The protesters tried to storm the offices of the French Cultural Center in Gaza City. They also chanted slogans that called for slaughtering French nationals, and burned the French flag.
The protest apparently caught Hamas by surprise. Hamas security forces that were rushed to the scene dispersed the protesters and arrested seven Islamic State supporters.
Attempts by Hamas to impose a news blackout on the Islamic State protest failed, as photos and videos of the demonstration found their way to social media. Needless to say, Hamas-affiliated media outlets ignored the protest. They were hoping that the world would also not see the Islamic State demonstrators on the streets of Gaza City.
Hamas's biggest fear is that scenes of Islamic State supporters marching in the heart of Gaza City will scare international donors and dissuade them from providing badly needed funds for the reconstruction of the Gaza Strip. Hamas is also afraid that Western officials working with the United Nations and relief agencies will stop visiting the Gaza Strip after watching the footage of Islamic State supporters.
In recent weeks, it has also become evident that Islamic State has some kind of a presence in the West Bank -- a fact that poses a serious threat to Abbas's Palestinian Authority [PA].
Just last week, Israel announced arrests of members of an Islamic State terror cell in the West Bank city of Hebron. The three Palestinian members of the cell confessed during interrogation that had planned to launch a series of terror attacks against Israel. The three suspects were identified as Waddah Shehadeh, 22, Fayyad al-Zaru, 21 and Qusai Maswaddeh, 23.
Until recently, Hamas was considered the number one threat to the Palestinian Authority in the West Bank. Now, however, it has become evident that Islamic State is also trying to set up bases of power in the West Bank. According to Israeli security sources, dozens of Hamas and Islamic Jihad members in the West Bank have defected to Islamic State in recent months. Their main goal, the sources, said, is to topple the PA and launch terror attacks on Israel.
Abbas is lucky that the Israeli security forces are still operating in the West Bank, including inside cities and towns controlled by the Palestinian Authority.
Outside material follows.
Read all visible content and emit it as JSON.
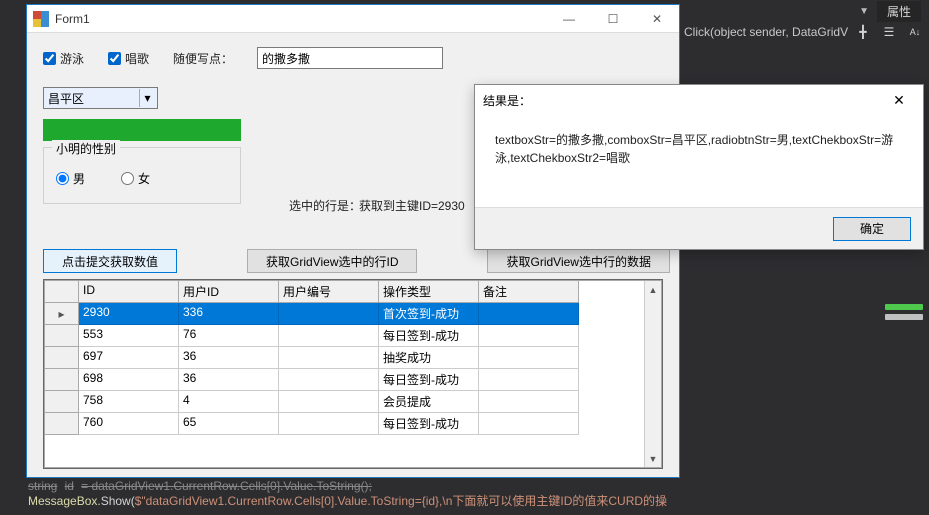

Were it not for the IDF and various branches of the Israeli security establishment, Hamas, Islamic Jihad and Islamic State would have toppled the Palestinian Authority and beheaded Abbas and his officials a long time ago.
Still, Abbas does not feel comfortable acknowledging the fact that a growing number of Palestinians in the West Bank are joining Islamic State. Abbas fears is that if he admits that Islamic State is already operating in the West Bank, this could dissuade many Western countries from supporting his effort to persuade the world to support the creation of an independent Palestinian state. Like Hamas, Abbas also fears that Westerners would stop visiting Ramallah and other West Bank Palestinian cities once they learn about Islamic State's presence in these areas.
Although Hamas and the Palestinian Authority are continuing to bury their heads in the sand and deny what is there, they cannot avoid responsibility for the emergence of Islamic State in the Gaza Strip and West Bank. The glorification of terrorists and jihadists by the PA and the ongoing anti-Israel incitement by both the PA and Hamas, are driving many Palestinians into the open arms of the Islamic State.
This is something that the UN Security Council members will have to consider the next time they are asked to vote in favor of the establishment of a Palestinian state. Otherwise, they will be voting for the creation of an Islamic, and not a Palestinian, state.
Khaled Abu Toameh, an Arab Muslim, is a veteran award-winning journalist who has been covering Palestinian affairs for nearly three decades. He studied at Hebrew University and began his career as a reporter by working for a PLO-affiliated newspaper in Jerusalem.